Work out how many lines of the data below hold the string "Project". Answer with that number alone.

START SOURCE DATA

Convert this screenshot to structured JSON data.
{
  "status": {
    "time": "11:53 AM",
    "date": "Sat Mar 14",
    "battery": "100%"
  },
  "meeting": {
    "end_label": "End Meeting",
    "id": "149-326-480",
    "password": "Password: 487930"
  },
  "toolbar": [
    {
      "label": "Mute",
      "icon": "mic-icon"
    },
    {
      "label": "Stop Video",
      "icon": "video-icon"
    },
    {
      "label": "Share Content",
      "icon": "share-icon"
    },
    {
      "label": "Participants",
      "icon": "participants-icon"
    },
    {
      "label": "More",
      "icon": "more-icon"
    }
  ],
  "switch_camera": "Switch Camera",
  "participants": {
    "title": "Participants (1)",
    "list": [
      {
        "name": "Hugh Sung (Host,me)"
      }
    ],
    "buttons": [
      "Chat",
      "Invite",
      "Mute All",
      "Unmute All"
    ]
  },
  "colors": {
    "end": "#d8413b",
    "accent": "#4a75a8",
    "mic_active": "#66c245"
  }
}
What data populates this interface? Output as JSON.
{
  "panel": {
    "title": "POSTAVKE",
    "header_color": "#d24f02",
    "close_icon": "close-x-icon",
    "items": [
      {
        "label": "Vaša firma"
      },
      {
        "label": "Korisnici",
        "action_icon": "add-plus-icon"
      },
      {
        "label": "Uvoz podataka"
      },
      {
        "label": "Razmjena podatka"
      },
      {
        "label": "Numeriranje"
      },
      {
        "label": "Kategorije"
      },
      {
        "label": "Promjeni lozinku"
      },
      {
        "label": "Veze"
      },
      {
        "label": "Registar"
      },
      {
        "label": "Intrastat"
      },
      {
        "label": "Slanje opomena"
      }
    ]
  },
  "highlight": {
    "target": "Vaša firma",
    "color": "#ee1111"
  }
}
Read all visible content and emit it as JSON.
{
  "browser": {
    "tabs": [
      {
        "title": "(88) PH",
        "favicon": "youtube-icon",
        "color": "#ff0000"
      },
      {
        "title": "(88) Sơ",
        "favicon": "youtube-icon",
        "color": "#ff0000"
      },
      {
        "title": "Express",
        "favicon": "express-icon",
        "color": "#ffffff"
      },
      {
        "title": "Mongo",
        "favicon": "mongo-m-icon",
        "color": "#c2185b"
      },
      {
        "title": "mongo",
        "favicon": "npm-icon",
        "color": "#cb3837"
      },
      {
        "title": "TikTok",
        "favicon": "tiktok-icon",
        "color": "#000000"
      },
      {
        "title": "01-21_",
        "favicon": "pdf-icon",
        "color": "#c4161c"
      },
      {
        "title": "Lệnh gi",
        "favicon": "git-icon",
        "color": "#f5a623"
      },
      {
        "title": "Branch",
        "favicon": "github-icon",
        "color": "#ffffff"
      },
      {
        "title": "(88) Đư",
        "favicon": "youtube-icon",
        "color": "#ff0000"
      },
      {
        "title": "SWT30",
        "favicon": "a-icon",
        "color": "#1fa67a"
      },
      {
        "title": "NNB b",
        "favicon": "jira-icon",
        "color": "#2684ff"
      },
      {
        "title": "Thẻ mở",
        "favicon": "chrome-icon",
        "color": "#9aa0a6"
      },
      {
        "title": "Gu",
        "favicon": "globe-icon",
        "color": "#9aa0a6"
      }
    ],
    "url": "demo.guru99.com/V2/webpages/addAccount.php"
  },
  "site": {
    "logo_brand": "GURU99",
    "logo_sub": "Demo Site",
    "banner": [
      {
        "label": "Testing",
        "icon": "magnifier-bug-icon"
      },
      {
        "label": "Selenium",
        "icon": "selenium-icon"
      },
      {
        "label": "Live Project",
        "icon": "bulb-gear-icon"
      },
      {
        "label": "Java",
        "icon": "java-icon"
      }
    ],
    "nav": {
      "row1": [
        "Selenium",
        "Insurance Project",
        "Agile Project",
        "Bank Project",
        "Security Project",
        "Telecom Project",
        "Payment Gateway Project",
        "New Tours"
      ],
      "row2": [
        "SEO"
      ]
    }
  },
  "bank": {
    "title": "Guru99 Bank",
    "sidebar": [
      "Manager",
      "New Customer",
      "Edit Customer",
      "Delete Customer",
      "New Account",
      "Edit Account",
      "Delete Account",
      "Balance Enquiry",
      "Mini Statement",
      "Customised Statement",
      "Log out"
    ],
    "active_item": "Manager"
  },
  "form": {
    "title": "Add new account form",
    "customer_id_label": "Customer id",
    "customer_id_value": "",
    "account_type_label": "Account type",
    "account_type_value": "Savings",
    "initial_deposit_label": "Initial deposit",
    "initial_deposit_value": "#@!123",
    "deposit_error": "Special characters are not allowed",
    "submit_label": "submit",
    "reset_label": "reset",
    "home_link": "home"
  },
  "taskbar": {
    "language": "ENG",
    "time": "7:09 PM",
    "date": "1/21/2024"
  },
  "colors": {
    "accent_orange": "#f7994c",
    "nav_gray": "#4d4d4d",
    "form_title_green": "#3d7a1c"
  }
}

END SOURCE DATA

- WORKED SOLUTION -
7